*To do*:
What you give back must match the data character for character.

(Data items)
Content starts

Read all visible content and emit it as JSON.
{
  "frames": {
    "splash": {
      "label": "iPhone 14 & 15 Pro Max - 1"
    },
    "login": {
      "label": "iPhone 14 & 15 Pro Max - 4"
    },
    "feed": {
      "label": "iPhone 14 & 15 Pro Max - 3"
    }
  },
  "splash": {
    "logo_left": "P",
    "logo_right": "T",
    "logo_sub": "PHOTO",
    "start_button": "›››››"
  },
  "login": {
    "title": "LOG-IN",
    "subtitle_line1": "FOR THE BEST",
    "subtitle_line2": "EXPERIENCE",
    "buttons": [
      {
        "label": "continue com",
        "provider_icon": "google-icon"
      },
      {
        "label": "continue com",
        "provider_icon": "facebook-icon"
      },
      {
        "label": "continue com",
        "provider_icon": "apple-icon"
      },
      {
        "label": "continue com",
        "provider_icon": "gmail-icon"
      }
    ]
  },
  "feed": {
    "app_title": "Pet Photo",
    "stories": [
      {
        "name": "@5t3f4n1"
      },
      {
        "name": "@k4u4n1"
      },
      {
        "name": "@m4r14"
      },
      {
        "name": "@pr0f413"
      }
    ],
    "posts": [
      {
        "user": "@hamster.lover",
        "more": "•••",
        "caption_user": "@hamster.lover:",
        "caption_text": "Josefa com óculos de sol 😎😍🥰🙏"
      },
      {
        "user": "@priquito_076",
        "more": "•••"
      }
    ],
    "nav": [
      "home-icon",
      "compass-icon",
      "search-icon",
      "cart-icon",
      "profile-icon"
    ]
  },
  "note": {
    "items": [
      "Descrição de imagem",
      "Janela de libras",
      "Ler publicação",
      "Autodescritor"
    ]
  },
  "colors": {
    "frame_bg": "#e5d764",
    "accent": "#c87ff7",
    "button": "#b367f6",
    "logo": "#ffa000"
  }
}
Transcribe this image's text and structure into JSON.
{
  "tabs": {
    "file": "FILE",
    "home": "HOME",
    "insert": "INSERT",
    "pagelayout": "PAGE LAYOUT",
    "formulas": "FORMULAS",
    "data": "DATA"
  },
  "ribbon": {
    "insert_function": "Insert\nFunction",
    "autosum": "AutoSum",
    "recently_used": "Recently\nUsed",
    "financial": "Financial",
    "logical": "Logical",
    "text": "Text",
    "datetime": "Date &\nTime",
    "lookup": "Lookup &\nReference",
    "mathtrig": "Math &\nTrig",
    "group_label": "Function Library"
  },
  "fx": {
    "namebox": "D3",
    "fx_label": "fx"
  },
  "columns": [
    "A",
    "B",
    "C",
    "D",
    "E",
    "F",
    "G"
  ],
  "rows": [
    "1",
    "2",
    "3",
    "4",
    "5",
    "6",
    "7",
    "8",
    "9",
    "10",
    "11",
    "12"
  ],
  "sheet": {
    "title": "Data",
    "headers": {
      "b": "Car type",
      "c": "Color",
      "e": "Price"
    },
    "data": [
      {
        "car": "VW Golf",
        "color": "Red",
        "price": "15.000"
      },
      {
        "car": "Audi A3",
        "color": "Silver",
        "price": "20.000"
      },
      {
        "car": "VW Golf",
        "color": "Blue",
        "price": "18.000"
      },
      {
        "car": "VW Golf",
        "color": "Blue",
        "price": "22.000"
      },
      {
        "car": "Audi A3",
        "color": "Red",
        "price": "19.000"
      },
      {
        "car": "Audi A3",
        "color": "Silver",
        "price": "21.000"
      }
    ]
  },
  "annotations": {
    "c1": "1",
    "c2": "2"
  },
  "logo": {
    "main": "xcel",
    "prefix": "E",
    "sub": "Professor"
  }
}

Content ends

*Task answer*:
Read all visible content and emit it as JSON.
{
  "frames": {
    "splash": {
      "label": "iPhone 14 & 15 Pro Max - 1"
    },
    "login": {
      "label": "iPhone 14 & 15 Pro Max - 4"
    },
    "feed": {
      "label": "iPhone 14 & 15 Pro Max - 3"
    }
  },
  "splash": {
    "logo_left": "P",
    "logo_right": "T",
    "logo_sub": "PHOTO",
    "start_button": "›››››"
  },
  "login": {
    "title": "LOG-IN",
    "subtitle_line1": "FOR THE BEST",
    "subtitle_line2": "EXPERIENCE",
    "buttons": [
      {
        "label": "continue com",
        "provider_icon": "google-icon"
      },
      {
        "label": "continue com",
        "provider_icon": "facebook-icon"
      },
      {
        "label": "continue com",
        "provider_icon": "apple-icon"
      },
      {
        "label": "continue com",
        "provider_icon": "gmail-icon"
      }
    ]
  },
  "feed": {
    "app_title": "Pet Photo",
    "stories": [
      {
        "name": "@5t3f4n1"
      },
      {
        "name": "@k4u4n1"
      },
      {
        "name": "@m4r14"
      },
      {
        "name": "@pr0f413"
      }
    ],
    "posts": [
      {
        "user": "@hamster.lover",
        "more": "•••",
        "caption_user": "@hamster.lover:",
        "caption_text": "Josefa com óculos de sol 😎😍🥰🙏"
      },
      {
        "user": "@priquito_076",
        "more": "•••"
      }
    ],
    "nav": [
      "home-icon",
      "compass-icon",
      "search-icon",
      "cart-icon",
      "profile-icon"
    ]
  },
  "note": {
    "items": [
      "Descrição de imagem",
      "Janela de libras",
      "Ler publicação",
      "Autodescritor"
    ]
  },
  "colors": {
    "frame_bg": "#e5d764",
    "accent": "#c87ff7",
    "button": "#b367f6",
    "logo": "#ffa000"
  }
}
Transcribe this image's text and structure into JSON.
{
  "tabs": {
    "file": "FILE",
    "home": "HOME",
    "insert": "INSERT",
    "pagelayout": "PAGE LAYOUT",
    "formulas": "FORMULAS",
    "data": "DATA"
  },
  "ribbon": {
    "insert_function": "Insert\nFunction",
    "autosum": "AutoSum",
    "recently_used": "Recently\nUsed",
    "financial": "Financial",
    "logical": "Logical",
    "text": "Text",
    "datetime": "Date &\nTime",
    "lookup": "Lookup &\nReference",
    "mathtrig": "Math &\nTrig",
    "group_label": "Function Library"
  },
  "fx": {
    "namebox": "D3",
    "fx_label": "fx"
  },
  "columns": [
    "A",
    "B",
    "C",
    "D",
    "E",
    "F",
    "G"
  ],
  "rows": [
    "1",
    "2",
    "3",
    "4",
    "5",
    "6",
    "7",
    "8",
    "9",
    "10",
    "11",
    "12"
  ],
  "sheet": {
    "title": "Data",
    "headers": {
      "b": "Car type",
      "c": "Color",
      "e": "Price"
    },
    "data": [
      {
        "car": "VW Golf",
        "color": "Red",
        "price": "15.000"
      },
      {
        "car": "Audi A3",
        "color": "Silver",
        "price": "20.000"
      },
      {
        "car": "VW Golf",
        "color": "Blue",
        "price": "18.000"
      },
      {
        "car": "VW Golf",
        "color": "Blue",
        "price": "22.000"
      },
      {
        "car": "Audi A3",
        "color": "Red",
        "price": "19.000"
      },
      {
        "car": "Audi A3",
        "color": "Silver",
        "price": "21.000"
      }
    ]
  },
  "annotations": {
    "c1": "1",
    "c2": "2"
  },
  "logo": {
    "main": "xcel",
    "prefix": "E",
    "sub": "Professor"
  }
}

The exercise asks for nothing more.